:: Listed records ::
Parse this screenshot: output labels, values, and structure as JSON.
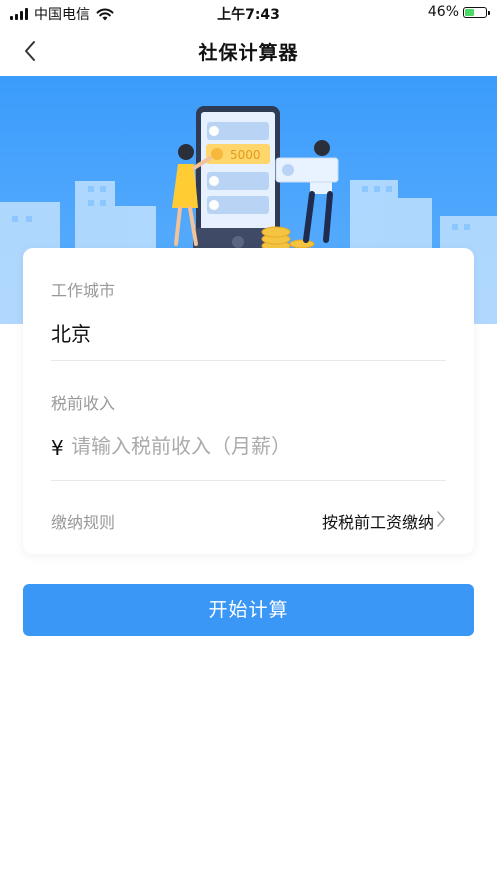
{
  "status_bar": {
    "carrier": "中国电信",
    "time": "上午7:43",
    "battery": "46%",
    "battery_level": 0.46
  },
  "nav": {
    "title": "社保计算器",
    "back_icon": "chevron-left-icon"
  },
  "banner": {
    "amount": "5000"
  },
  "form": {
    "city_label": "工作城市",
    "city_value": "北京",
    "income_label": "税前收入",
    "currency_symbol": "¥",
    "income_placeholder": "请输入税前收入（月薪）",
    "rule_label": "缴纳规则",
    "rule_value": "按税前工资缴纳"
  },
  "action": {
    "calculate_label": "开始计算"
  },
  "colors": {
    "primary": "#3b97f6",
    "banner": "#4aa3fc"
  }
}
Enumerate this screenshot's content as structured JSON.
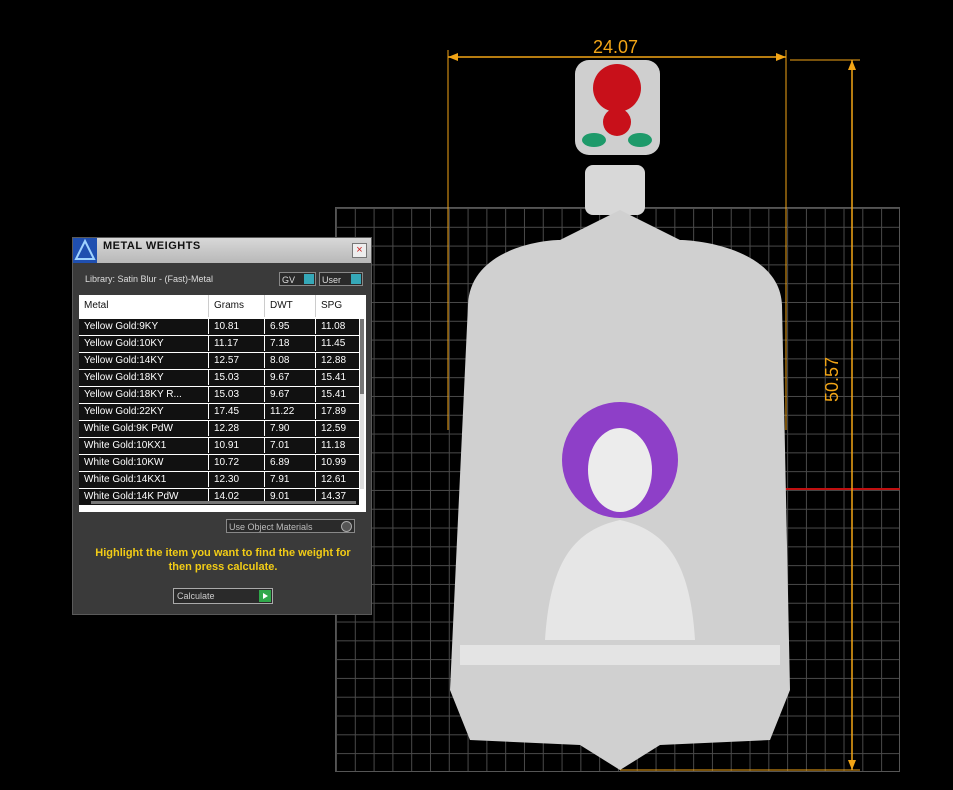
{
  "viewport": {
    "dimensions": {
      "width": "24.07",
      "height": "50.57"
    }
  },
  "dialog": {
    "title": "METAL WEIGHTS",
    "close_label": "×",
    "library": "Library: Satin Blur - (Fast)-Metal",
    "gv_label": "GV",
    "user_label": "User",
    "columns": [
      "Metal",
      "Grams",
      "DWT",
      "SPG"
    ],
    "rows": [
      [
        "Yellow Gold:9KY",
        "10.81",
        "6.95",
        "11.08"
      ],
      [
        "Yellow Gold:10KY",
        "11.17",
        "7.18",
        "11.45"
      ],
      [
        "Yellow Gold:14KY",
        "12.57",
        "8.08",
        "12.88"
      ],
      [
        "Yellow Gold:18KY",
        "15.03",
        "9.67",
        "15.41"
      ],
      [
        "Yellow Gold:18KY R...",
        "15.03",
        "9.67",
        "15.41"
      ],
      [
        "Yellow Gold:22KY",
        "17.45",
        "11.22",
        "17.89"
      ],
      [
        "White Gold:9K PdW",
        "12.28",
        "7.90",
        "12.59"
      ],
      [
        "White Gold:10KX1",
        "10.91",
        "7.01",
        "11.18"
      ],
      [
        "White Gold:10KW",
        "10.72",
        "6.89",
        "10.99"
      ],
      [
        "White Gold:14KX1",
        "12.30",
        "7.91",
        "12.61"
      ],
      [
        "White Gold:14K PdW",
        "14.02",
        "9.01",
        "14.37"
      ]
    ],
    "use_object_materials": "Use Object Materials",
    "hint": "Highlight the item you want to find the weight for then press calculate.",
    "calculate_label": "Calculate",
    "accent_color": "#f2cc16",
    "toggle_color": "#35a8b8",
    "go_color": "#2fa84a"
  }
}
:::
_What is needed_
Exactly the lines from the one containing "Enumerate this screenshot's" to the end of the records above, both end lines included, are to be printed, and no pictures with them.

_The answer_
Enumerate this screenshot's content as structured JSON.
{
  "viewport": {
    "dimensions": {
      "width": "24.07",
      "height": "50.57"
    }
  },
  "dialog": {
    "title": "METAL WEIGHTS",
    "close_label": "×",
    "library": "Library: Satin Blur - (Fast)-Metal",
    "gv_label": "GV",
    "user_label": "User",
    "columns": [
      "Metal",
      "Grams",
      "DWT",
      "SPG"
    ],
    "rows": [
      [
        "Yellow Gold:9KY",
        "10.81",
        "6.95",
        "11.08"
      ],
      [
        "Yellow Gold:10KY",
        "11.17",
        "7.18",
        "11.45"
      ],
      [
        "Yellow Gold:14KY",
        "12.57",
        "8.08",
        "12.88"
      ],
      [
        "Yellow Gold:18KY",
        "15.03",
        "9.67",
        "15.41"
      ],
      [
        "Yellow Gold:18KY R...",
        "15.03",
        "9.67",
        "15.41"
      ],
      [
        "Yellow Gold:22KY",
        "17.45",
        "11.22",
        "17.89"
      ],
      [
        "White Gold:9K PdW",
        "12.28",
        "7.90",
        "12.59"
      ],
      [
        "White Gold:10KX1",
        "10.91",
        "7.01",
        "11.18"
      ],
      [
        "White Gold:10KW",
        "10.72",
        "6.89",
        "10.99"
      ],
      [
        "White Gold:14KX1",
        "12.30",
        "7.91",
        "12.61"
      ],
      [
        "White Gold:14K PdW",
        "14.02",
        "9.01",
        "14.37"
      ]
    ],
    "use_object_materials": "Use Object Materials",
    "hint": "Highlight the item you want to find the weight for then press calculate.",
    "calculate_label": "Calculate",
    "accent_color": "#f2cc16",
    "toggle_color": "#35a8b8",
    "go_color": "#2fa84a"
  }
}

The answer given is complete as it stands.